India's parliamentary affairs minister said an Indian IT professional may be among the hostages.
"Whatever steps need to be taken, are being taken. We don't want to discuss it because there is some information that one of our Indian IT professionals also is there," Venkaiah Naidu told reporters.
In the biggest security operation in Sydney since a bombing at the Hilton Hotel killed two people in 1978, major banks closed their offices in the central business district and people were told to avoid the area. As night fell, large parts of the central city were all but deserted.
Muslim leaders urged calm, with the Australian National Imams Council condemning "this criminal act unequivocally" in a joint statement with the Grand Mufti of Australia. An inter-faith prayer meeting at one of Sydney's grand mosques passed off peacefully despite threats of protests from far-right groups.
Currency market traders said the hostage news may have contributed to a dip in the Australian dollar, which was already under pressure from global risk aversion as oil prices fell anew.
Several media outlets reported they had been contacted by hostages passing on claims and demands from the gunman, including the possible presence of explosives in the building and elsewhere in the city.
Police said they were aware of media reports but said the "situation is contained in one area".
Concerns about an attack in Australia by Islamists have been growing for more than a year, with the security agency raising its national terrorism public alert to "high" in September.

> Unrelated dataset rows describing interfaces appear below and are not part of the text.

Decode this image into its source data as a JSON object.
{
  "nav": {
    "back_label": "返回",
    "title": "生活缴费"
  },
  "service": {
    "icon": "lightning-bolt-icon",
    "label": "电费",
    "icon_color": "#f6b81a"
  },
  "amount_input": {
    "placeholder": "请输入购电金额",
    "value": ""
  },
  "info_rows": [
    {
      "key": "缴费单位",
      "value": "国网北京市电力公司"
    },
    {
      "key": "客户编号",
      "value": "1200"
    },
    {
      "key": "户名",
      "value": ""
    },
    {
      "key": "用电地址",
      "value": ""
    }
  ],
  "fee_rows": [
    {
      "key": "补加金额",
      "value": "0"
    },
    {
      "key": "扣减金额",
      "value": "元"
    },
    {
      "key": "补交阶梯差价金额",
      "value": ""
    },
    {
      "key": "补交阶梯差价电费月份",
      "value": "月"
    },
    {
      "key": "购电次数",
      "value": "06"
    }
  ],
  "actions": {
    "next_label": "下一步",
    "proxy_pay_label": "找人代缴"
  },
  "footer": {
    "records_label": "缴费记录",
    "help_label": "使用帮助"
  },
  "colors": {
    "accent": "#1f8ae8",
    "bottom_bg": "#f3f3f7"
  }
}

That month, a spokesman for the Islamic State urged supporters in Western nations, including Australia, to attack civilians or military personnel at home.